The new high-risk, high-reward scientific research agency announced by the UK government.
With funding for research more and more competitive, there is an urgent need for new sources and increased diversity. There is often concern raised around the lack of options for more experimental science and technology research that does not yet have a clear payback. Many cases demonstrate the importance of wide-ranging research, such as the discovery of CRISPR, which has revolutionised the field of genetics since arising from the study of bacterial immune systems and whose inventors won the Nobel Prize last year.
As a step in addressing this problem, the UK government has recently announced the Advanced Research & Invention Agency (ARIA), a new scientific research agency that will focus on funding high-risk, high-reward projects. ARIA will be based on the US Defense Advanced Research Projects Agency (DARPA, previously ARPA), which is credited with the invention of the internet, as well as funding research into mRNA vaccines before the COVID-19 pandemic. Like its US equivalent, ARIA will have the capacity to start and stop projects according to their success, with a high tolerance for failure.

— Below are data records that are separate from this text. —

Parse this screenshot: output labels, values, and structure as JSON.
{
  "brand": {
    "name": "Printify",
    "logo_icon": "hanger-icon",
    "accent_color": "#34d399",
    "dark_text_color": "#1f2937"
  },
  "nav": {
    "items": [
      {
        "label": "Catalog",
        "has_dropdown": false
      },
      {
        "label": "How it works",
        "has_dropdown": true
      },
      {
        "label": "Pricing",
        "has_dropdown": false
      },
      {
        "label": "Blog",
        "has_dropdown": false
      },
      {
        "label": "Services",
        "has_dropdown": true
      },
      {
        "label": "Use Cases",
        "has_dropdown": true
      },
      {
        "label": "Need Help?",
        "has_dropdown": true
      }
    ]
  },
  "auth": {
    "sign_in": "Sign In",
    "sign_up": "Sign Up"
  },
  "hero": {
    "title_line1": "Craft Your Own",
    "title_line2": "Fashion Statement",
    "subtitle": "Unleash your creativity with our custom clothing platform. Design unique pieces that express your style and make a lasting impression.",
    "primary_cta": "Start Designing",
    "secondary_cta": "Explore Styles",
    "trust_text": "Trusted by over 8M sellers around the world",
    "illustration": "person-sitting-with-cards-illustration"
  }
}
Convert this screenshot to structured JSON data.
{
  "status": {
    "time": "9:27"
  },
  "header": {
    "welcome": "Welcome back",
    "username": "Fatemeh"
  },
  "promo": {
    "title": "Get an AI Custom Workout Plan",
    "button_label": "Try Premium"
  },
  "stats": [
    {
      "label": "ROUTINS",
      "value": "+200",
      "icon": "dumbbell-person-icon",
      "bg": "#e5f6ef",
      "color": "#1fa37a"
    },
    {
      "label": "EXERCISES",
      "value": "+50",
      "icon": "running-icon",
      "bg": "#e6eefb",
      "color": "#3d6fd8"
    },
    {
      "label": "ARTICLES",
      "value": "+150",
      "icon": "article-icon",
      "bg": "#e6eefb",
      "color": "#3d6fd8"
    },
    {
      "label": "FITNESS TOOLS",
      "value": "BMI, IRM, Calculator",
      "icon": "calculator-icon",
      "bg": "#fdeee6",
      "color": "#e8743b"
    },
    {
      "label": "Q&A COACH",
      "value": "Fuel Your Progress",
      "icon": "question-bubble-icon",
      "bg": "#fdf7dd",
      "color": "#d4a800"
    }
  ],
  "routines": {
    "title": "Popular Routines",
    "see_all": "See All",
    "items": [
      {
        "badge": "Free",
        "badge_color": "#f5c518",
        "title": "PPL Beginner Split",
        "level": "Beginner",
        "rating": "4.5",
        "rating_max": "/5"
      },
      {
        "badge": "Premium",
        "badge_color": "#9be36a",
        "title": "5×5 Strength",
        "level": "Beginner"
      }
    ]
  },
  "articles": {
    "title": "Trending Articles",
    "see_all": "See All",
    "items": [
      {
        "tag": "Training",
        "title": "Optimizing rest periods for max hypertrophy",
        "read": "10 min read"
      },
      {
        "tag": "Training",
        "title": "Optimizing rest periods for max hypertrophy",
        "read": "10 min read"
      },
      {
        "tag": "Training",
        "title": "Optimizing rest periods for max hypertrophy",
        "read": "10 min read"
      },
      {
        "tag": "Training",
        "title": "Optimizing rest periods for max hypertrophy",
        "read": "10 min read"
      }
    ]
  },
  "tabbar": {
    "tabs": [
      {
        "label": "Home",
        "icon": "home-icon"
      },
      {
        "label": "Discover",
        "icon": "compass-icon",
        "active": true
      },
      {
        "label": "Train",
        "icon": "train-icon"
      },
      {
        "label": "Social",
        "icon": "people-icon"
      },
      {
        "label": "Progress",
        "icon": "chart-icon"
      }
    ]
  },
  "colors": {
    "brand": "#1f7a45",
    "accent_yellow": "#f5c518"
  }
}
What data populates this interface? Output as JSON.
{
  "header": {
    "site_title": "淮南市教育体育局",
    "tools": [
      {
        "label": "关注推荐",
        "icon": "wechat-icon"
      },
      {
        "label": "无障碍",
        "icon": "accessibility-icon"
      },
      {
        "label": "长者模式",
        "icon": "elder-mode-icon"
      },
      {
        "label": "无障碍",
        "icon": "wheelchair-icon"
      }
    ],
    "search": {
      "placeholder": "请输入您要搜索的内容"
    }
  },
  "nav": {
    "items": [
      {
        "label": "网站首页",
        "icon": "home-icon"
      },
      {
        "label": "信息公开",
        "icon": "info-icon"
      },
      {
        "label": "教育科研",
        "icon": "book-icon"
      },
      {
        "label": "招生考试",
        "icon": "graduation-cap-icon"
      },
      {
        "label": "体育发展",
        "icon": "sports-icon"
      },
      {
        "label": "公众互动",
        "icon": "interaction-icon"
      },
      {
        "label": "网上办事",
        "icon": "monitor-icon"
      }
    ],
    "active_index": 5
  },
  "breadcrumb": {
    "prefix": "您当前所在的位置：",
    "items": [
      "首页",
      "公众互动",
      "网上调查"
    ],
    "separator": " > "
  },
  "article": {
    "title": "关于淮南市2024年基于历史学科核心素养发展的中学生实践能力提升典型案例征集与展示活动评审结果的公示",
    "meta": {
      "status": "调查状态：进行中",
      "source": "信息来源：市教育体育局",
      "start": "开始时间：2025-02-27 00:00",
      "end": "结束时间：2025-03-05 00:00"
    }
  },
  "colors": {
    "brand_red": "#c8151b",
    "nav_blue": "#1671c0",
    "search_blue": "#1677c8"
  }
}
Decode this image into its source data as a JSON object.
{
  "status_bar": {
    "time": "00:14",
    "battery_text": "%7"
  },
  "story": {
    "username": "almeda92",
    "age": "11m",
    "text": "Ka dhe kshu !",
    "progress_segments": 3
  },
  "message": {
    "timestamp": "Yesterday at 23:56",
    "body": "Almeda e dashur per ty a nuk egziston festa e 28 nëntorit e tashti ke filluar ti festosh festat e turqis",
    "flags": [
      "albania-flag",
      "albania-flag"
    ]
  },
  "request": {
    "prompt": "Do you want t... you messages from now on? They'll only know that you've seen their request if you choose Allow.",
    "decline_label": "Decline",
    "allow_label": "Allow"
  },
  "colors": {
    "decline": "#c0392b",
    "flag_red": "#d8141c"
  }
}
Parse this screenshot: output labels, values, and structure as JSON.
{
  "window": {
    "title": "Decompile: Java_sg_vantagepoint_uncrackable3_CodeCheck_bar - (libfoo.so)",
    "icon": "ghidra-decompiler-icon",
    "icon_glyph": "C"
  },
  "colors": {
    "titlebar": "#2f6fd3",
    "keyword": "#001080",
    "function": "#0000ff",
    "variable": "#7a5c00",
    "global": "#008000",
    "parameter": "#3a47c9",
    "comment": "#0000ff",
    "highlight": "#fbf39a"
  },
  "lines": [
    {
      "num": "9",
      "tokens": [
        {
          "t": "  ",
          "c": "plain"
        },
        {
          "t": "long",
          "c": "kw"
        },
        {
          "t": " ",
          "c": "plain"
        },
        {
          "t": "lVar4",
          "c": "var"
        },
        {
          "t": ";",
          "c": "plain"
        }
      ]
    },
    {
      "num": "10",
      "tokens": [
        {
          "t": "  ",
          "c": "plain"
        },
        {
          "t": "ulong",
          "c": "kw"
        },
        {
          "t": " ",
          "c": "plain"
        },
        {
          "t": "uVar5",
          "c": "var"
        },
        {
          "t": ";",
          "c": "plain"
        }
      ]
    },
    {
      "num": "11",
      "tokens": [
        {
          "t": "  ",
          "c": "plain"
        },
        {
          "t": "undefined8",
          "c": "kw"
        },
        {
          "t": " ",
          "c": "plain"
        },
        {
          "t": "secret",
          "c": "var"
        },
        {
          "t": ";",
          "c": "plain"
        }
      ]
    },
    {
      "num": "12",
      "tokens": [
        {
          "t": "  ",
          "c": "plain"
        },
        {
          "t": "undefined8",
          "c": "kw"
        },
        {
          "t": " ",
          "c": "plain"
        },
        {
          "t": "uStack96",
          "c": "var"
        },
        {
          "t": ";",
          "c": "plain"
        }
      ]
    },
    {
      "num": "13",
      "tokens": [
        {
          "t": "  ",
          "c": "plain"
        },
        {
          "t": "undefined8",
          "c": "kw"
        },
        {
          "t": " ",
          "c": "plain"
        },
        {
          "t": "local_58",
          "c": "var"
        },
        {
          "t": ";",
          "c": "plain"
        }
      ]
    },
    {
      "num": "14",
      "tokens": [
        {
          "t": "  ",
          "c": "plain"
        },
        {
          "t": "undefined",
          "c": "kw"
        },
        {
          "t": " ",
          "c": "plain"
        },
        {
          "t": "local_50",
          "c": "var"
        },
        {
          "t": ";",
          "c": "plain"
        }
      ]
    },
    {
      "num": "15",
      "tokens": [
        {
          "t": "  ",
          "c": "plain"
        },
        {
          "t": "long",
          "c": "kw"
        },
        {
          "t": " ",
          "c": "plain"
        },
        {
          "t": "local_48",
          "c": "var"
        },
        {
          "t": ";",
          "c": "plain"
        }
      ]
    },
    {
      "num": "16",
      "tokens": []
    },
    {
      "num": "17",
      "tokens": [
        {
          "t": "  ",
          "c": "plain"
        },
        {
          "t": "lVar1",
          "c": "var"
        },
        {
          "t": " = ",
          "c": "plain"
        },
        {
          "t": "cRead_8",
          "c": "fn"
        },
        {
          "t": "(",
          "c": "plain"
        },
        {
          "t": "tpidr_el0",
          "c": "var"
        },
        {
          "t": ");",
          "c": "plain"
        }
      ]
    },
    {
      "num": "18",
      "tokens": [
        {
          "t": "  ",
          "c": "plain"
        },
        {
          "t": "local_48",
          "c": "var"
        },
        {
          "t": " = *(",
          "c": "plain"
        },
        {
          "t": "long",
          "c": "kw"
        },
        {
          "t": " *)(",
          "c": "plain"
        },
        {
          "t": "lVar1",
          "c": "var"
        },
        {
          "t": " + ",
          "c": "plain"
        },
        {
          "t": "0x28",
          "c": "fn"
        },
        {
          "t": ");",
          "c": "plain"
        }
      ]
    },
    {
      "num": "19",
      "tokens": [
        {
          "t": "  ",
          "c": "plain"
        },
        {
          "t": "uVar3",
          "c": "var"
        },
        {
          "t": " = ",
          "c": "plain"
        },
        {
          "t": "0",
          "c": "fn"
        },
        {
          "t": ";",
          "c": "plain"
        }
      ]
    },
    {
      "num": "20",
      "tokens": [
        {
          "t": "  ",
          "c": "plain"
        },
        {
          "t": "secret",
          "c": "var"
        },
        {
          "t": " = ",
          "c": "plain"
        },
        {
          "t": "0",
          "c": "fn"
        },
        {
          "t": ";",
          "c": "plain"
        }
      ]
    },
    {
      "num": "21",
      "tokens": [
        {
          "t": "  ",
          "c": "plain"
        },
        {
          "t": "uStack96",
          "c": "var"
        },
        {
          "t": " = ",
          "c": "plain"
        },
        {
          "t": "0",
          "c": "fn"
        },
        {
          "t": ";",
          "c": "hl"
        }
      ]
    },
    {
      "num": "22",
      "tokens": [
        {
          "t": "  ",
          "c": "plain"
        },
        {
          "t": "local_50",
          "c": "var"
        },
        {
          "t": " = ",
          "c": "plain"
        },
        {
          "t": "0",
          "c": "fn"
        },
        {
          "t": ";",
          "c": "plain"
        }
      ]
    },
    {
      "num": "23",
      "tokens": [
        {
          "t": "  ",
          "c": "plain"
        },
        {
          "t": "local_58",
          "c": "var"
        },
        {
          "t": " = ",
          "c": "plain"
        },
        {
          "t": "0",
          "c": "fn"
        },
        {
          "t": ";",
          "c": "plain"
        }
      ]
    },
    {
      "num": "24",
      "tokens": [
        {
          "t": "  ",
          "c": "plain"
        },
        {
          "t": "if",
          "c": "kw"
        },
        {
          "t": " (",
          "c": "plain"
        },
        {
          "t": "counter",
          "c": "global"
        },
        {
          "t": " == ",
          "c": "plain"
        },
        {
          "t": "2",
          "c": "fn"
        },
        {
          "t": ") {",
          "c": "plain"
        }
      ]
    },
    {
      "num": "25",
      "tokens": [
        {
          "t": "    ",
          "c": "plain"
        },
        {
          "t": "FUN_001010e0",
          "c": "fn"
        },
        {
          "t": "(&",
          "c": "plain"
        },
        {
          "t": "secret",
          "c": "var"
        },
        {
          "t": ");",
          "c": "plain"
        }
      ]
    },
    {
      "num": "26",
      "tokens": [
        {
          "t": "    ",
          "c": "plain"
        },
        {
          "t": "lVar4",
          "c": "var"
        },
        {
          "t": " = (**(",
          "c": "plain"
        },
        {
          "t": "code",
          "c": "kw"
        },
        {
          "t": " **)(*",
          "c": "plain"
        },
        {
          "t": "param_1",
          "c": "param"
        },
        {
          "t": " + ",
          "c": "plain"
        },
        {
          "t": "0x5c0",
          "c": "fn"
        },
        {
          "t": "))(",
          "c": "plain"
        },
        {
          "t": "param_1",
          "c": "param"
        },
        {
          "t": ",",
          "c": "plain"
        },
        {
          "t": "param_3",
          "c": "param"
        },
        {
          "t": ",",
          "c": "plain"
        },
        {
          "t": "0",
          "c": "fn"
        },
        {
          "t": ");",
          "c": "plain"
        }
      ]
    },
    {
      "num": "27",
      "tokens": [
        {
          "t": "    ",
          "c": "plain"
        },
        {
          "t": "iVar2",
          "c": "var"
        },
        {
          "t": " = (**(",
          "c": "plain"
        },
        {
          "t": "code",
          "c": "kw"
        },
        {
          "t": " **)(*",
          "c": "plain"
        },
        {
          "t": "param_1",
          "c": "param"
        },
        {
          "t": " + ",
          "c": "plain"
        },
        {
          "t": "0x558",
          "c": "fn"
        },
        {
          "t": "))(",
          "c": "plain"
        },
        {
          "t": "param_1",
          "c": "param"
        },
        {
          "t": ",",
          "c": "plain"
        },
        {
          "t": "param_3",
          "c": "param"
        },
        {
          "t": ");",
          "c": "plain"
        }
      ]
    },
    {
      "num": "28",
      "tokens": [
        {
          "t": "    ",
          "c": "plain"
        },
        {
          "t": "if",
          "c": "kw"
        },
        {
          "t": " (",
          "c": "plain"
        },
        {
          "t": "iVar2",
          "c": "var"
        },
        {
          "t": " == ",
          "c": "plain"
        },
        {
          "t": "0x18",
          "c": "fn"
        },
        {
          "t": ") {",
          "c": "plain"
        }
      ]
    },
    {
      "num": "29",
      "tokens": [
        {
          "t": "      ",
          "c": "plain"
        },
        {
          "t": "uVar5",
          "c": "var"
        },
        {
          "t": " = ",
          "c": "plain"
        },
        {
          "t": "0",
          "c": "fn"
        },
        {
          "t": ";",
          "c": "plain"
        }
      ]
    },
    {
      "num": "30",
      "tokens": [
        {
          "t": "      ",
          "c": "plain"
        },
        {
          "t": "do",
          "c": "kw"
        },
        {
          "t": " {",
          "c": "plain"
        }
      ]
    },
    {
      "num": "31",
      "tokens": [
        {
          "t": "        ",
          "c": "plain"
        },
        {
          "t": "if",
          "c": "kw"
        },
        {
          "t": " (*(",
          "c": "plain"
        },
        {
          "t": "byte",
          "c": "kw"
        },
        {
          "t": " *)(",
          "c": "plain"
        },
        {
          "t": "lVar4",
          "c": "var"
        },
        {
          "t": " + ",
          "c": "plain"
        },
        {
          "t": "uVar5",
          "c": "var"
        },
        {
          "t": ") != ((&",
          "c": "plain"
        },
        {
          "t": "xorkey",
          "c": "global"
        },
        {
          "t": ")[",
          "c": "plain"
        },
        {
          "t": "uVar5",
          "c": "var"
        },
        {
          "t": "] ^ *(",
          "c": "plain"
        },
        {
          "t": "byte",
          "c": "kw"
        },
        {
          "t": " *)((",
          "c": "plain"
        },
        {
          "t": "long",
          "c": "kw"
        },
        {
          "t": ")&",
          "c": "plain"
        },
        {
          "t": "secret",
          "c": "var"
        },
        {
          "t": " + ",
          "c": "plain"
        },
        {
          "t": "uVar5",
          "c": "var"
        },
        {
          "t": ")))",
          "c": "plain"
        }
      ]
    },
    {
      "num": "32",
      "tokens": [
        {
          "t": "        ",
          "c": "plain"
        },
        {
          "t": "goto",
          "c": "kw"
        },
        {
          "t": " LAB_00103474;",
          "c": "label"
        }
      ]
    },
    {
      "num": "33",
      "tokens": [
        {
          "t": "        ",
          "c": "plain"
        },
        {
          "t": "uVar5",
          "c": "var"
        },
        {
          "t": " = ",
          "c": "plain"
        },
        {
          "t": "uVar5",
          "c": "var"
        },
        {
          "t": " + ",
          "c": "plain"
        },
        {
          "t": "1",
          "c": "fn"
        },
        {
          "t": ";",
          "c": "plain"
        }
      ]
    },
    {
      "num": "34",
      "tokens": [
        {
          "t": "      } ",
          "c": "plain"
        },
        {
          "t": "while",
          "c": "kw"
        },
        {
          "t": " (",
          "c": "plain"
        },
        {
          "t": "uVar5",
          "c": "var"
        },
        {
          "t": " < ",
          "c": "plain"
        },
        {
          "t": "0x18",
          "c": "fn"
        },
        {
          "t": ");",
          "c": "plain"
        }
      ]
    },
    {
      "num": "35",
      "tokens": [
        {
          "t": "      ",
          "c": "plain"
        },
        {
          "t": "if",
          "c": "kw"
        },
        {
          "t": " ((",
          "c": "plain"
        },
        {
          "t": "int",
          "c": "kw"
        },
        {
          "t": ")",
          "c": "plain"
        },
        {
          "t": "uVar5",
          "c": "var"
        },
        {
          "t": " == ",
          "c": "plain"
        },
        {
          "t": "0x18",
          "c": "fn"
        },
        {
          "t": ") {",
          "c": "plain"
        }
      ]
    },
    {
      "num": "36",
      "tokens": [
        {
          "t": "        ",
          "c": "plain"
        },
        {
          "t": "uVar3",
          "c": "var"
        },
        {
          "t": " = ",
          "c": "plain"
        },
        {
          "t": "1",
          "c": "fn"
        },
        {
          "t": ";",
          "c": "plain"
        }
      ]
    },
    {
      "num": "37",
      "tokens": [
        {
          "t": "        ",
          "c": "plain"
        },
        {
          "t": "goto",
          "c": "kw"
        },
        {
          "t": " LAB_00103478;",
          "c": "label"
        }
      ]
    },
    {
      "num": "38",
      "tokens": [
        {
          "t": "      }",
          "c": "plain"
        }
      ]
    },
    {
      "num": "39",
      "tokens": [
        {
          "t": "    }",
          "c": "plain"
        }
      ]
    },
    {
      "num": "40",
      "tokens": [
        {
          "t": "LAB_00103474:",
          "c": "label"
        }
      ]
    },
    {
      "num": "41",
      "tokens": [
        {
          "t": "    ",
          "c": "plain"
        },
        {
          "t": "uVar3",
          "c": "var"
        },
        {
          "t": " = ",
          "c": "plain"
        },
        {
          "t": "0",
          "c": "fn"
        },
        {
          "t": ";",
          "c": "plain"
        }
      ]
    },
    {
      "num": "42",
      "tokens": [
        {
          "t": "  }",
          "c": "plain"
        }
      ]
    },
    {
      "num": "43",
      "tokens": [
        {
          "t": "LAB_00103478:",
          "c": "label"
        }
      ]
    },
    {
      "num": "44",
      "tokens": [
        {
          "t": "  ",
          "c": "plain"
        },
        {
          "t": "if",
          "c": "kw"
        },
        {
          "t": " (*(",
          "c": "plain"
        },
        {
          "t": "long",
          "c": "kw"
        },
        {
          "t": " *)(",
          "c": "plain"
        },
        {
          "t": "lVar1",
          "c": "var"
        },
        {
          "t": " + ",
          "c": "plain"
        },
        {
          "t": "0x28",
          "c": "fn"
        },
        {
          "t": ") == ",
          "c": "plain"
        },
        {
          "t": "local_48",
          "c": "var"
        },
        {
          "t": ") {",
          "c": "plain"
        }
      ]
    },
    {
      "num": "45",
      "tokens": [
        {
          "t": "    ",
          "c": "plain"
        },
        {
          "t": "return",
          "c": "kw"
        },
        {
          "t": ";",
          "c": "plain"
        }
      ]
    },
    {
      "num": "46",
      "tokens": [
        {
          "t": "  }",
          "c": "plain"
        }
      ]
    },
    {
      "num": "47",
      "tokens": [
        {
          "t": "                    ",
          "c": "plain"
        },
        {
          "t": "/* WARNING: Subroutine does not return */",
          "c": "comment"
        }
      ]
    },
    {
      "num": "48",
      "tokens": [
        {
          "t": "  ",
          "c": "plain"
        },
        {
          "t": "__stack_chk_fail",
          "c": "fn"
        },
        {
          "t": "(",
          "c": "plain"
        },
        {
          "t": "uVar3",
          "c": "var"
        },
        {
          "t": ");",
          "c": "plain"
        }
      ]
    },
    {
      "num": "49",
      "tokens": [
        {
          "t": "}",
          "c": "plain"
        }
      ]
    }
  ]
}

The move is part of the R&D Roadmap published last year, which included the need for more experimental research, as well as increasing diversity and research integrity. The plan is to make the UK a global leader in science and innovation, and for this, the R&D budget is being increased to £14.6 billion in 2021-2022, with plans to continue increasing it further. ARIA will receive a small proportion of this budget, £800 million to spend over the next few years and is planned to be fully operational by 2022. This is a fraction of the funding that US DARPA receives, so it is unclear if it will be enough to make the intended impact. ARIA will be led by world-leading scientists, and recruitment for an interim Chief Executive and Chair has begun. They will decide what the vision, direction and priorities will be. Possible focuses include disease outbreaks and climate change, where experimental, cross-disciplinary research may be able to make a large impact.
ARIA will function separately from the UK Research and Innovation (UKRI) but is intended to complement it. The UKRI was created in 2017 to bring many areas of science under one roof, allowing it to address cross-disciplinary challenges. It was intended at the time to reduce bureaucracy, and with the intention to change the UK science system, which is similar to what is now being said about ARIA, raising questions about how it will be different. The creation of the agency was part of the Conservative Party’s latest manifesto and has been credited to a push from Dominic Cummings, who criticized the existing UKRI for its bureaucracy.
However, the announcement has attracted a lot of criticism, including around the lack of clarity in the plans, including what funding model it will use. A key selling point for ARIA is the decreased regulation it will be under, allowing it to streamline the funding process and focus on more experimental projects. This has also raised concerns around whether the normal standard of peer and ethical reviews will be upheld, and whether it will lead to similar problems as the government faced last year, where allegedly appointments were made for personal relationships. There have also been rumours that the new organisation could be exempt from Freedom of Information requests, although the US DARPA are not.
Time will tell how ARIA is set up and whether it will be able to achieve its goals and help the UK become a global leader for research. However, it is important that the UK government is making space for this experimental research, as it has the potential to lead to large breakthroughs that may not be possible under current funding options.